Action item. Below are some records; retype all of them exactly.

Working data.
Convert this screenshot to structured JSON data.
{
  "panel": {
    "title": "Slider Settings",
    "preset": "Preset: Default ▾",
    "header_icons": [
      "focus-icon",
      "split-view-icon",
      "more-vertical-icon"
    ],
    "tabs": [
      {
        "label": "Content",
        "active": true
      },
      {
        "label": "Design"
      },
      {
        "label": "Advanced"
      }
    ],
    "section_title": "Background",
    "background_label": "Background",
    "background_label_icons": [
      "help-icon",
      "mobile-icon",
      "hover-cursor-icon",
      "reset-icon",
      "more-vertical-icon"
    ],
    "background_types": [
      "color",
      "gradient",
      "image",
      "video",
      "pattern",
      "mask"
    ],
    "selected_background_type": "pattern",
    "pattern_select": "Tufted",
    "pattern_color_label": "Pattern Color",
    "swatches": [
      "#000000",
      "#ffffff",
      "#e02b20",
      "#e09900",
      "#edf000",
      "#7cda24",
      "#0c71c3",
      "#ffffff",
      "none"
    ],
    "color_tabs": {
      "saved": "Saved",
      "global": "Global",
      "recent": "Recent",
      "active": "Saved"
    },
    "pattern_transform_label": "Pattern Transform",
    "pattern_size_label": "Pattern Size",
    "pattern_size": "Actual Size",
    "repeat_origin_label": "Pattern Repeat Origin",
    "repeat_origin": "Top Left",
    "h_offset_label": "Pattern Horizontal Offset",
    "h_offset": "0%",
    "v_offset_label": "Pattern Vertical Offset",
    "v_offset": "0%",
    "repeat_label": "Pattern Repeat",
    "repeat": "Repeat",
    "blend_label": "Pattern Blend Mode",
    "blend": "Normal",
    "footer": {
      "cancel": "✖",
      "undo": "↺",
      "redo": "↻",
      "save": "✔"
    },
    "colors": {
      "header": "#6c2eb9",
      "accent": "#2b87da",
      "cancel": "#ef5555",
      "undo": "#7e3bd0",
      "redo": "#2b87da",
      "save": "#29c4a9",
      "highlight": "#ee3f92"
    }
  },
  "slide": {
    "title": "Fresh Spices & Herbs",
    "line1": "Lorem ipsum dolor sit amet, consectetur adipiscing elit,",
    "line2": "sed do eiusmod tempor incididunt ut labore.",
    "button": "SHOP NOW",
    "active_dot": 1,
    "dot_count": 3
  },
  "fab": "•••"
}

Response box.
Convert this screenshot to structured JSON data.
{
  "panel": {
    "title": "Slider Settings",
    "preset": "Preset: Default ▾",
    "header_icons": [
      "focus-icon",
      "split-view-icon",
      "more-vertical-icon"
    ],
    "tabs": [
      {
        "label": "Content",
        "active": true
      },
      {
        "label": "Design"
      },
      {
        "label": "Advanced"
      }
    ],
    "section_title": "Background",
    "background_label": "Background",
    "background_label_icons": [
      "help-icon",
      "mobile-icon",
      "hover-cursor-icon",
      "reset-icon",
      "more-vertical-icon"
    ],
    "background_types": [
      "color",
      "gradient",
      "image",
      "video",
      "pattern",
      "mask"
    ],
    "selected_background_type": "pattern",
    "pattern_select": "Tufted",
    "pattern_color_label": "Pattern Color",
    "swatches": [
      "#000000",
      "#ffffff",
      "#e02b20",
      "#e09900",
      "#edf000",
      "#7cda24",
      "#0c71c3",
      "#ffffff",
      "none"
    ],
    "color_tabs": {
      "saved": "Saved",
      "global": "Global",
      "recent": "Recent",
      "active": "Saved"
    },
    "pattern_transform_label": "Pattern Transform",
    "pattern_size_label": "Pattern Size",
    "pattern_size": "Actual Size",
    "repeat_origin_label": "Pattern Repeat Origin",
    "repeat_origin": "Top Left",
    "h_offset_label": "Pattern Horizontal Offset",
    "h_offset": "0%",
    "v_offset_label": "Pattern Vertical Offset",
    "v_offset": "0%",
    "repeat_label": "Pattern Repeat",
    "repeat": "Repeat",
    "blend_label": "Pattern Blend Mode",
    "blend": "Normal",
    "footer": {
      "cancel": "✖",
      "undo": "↺",
      "redo": "↻",
      "save": "✔"
    },
    "colors": {
      "header": "#6c2eb9",
      "accent": "#2b87da",
      "cancel": "#ef5555",
      "undo": "#7e3bd0",
      "redo": "#2b87da",
      "save": "#29c4a9",
      "highlight": "#ee3f92"
    }
  },
  "slide": {
    "title": "Fresh Spices & Herbs",
    "line1": "Lorem ipsum dolor sit amet, consectetur adipiscing elit,",
    "line2": "sed do eiusmod tempor incididunt ut labore.",
    "button": "SHOP NOW",
    "active_dot": 1,
    "dot_count": 3
  },
  "fab": "•••"
}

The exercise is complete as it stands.